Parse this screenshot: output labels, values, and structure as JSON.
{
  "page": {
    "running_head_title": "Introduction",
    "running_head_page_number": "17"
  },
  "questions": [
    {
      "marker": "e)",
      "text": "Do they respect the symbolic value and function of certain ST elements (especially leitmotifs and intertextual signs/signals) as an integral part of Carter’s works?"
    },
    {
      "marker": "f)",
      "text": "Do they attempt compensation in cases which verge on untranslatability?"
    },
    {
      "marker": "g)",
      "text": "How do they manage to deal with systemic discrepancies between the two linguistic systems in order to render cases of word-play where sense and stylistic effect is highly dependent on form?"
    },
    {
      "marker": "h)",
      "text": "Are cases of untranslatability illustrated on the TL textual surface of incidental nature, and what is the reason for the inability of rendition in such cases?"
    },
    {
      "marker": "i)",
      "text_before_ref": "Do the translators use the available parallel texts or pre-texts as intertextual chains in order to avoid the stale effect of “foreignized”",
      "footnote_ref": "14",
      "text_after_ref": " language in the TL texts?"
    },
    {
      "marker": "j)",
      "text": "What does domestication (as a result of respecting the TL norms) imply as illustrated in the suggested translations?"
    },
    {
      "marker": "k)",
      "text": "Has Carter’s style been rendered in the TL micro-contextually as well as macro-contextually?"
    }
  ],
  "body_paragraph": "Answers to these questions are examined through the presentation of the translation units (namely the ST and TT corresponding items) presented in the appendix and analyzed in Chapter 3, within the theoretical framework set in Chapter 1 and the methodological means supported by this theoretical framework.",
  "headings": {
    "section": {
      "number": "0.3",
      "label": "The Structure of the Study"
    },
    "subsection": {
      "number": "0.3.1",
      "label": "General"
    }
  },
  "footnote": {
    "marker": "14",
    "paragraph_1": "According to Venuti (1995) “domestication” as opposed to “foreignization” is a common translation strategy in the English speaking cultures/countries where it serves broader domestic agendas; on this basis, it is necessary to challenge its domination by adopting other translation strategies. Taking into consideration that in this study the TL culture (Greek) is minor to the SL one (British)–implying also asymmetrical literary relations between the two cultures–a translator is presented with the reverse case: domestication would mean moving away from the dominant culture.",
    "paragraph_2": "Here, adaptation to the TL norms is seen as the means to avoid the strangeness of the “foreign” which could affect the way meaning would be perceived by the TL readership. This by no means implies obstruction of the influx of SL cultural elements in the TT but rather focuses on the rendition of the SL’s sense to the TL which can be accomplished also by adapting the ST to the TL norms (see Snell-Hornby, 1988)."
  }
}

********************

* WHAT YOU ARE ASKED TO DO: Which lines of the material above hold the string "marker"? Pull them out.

* EXPECTED OUTPUT:
      "marker": "e)",
      "marker": "f)",
      "marker": "g)",
      "marker": "h)",
      "marker": "i)",
      "marker": "j)",
      "marker": "k)",
    "marker": "14",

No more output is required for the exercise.